Japan's incoming pro-nuclear premier Shinzo Abe said Sunday his government will again investigate the Fukushima atomic crisis, after which the country's reactors could be restarted, reports said.

80% in Japan 'support nuclear phase-out'

Mar 18, 2012

Eighty percent of Japanese want to phase out the country's reliance on nuclear power and eventually eliminate it, a poll said Sunday, a year after Japan was hit by a massive nuclear disaster.

Recommended for you

Website shines light on renewable energy resources

20 hours ago

A team from the University of Arizona and eight southwestern electric utility companies have built a pioneering web portal that provides insight into renewable energy sources and how they contribute to the ...

Better software cuts computer energy use

20 hours ago

An EU research project is developing tools to help software engineers create energy-efficient code, which could reduce electricity consumption at data centres by up to 50% and improve battery life in smart ...

Cook farm waste into energy

Dec 17, 2014

It takes some cooking, but turning farm waste into biofuels is now possible and makes economic sense, according to preliminary research from the University of Guelph.

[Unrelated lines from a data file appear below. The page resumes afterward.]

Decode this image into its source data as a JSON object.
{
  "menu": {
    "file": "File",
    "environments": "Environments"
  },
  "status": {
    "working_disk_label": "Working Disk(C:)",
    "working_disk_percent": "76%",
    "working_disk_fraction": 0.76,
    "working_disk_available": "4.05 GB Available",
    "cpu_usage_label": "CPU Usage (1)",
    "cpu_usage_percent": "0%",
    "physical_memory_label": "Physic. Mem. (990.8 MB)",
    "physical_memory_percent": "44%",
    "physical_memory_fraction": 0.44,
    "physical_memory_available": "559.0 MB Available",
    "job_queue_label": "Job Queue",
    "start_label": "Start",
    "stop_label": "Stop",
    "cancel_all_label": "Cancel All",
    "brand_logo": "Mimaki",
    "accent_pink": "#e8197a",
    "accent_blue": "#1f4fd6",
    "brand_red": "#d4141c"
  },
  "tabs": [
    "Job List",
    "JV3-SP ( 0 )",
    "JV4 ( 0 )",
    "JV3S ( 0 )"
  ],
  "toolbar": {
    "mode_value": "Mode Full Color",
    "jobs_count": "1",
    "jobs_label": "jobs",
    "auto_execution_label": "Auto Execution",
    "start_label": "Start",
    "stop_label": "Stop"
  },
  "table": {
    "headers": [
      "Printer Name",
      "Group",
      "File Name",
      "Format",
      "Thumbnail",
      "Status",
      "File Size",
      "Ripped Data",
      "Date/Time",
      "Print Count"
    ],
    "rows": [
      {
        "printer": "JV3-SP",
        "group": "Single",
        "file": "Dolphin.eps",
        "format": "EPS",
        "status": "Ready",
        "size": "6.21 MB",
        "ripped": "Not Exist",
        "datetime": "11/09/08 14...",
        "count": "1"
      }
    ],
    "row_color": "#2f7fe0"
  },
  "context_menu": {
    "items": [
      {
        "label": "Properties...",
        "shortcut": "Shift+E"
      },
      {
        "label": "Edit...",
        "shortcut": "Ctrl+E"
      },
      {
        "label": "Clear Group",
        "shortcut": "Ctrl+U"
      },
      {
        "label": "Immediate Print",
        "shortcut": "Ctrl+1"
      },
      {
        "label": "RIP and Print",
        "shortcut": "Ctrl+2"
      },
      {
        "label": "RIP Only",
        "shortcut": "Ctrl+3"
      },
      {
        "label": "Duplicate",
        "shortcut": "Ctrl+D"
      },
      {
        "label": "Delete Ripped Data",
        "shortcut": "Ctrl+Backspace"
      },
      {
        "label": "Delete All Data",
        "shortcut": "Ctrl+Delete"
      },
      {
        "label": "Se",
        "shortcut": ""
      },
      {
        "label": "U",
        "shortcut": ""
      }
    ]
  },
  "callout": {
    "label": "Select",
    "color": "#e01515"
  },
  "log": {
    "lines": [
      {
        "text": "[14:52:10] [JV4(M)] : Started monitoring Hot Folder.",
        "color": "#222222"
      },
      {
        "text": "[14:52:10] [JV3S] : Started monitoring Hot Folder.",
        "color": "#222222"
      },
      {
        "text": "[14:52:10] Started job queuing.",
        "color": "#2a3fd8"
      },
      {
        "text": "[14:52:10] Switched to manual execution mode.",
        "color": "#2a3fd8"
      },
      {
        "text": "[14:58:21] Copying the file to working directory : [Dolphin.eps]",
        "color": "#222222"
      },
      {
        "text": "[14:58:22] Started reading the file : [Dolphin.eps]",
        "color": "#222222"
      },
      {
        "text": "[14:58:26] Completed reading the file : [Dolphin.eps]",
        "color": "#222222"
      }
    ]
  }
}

Developing a reliable wind 'super grid' for Europe

Dec 17, 2014

EU researchers are involved in the development of a pan-European 'super grid' capable of dispersing wind power across Member States. This will bring more renewable energy into homes and businesses, help reduce ...

Boeing 737 factory to move to clean energy

Dec 16, 2014

Boeing said Tuesday it plans to buy renewable energy credits to replace fossil-fuel power at the factory in Washington state where it assembles its 737 commercial airplanes.

User comments : 3

Adjust slider to filter visible comments by rank

Display comments: newest first

RealScience
5 / 5 (2) Jan 27, 2013
They cut their emissions by 15% annually? That would cut them in half in the last ~5 years.
It is much more likely that they cut their annual emissions by 15%.

VendicarE
3.7 / 5 (3) Jan 27, 2013
Once again, Socialists accomplish easily what Fat, Lazy American Conservatives claim is impossible.

Rational people stopped believing anything Republicans say, decades ago.

Even internationally they are well known to be congenital liars.
despinos
4 / 5 (2) Jan 28, 2013
They did not give numbers on how many "Carbon emission rights" they bought

Please sign in to add a comment. Registration is free, and takes less than a minute. Read more

Click here to reset your password.
Sign in to get notified via email when new comments are made.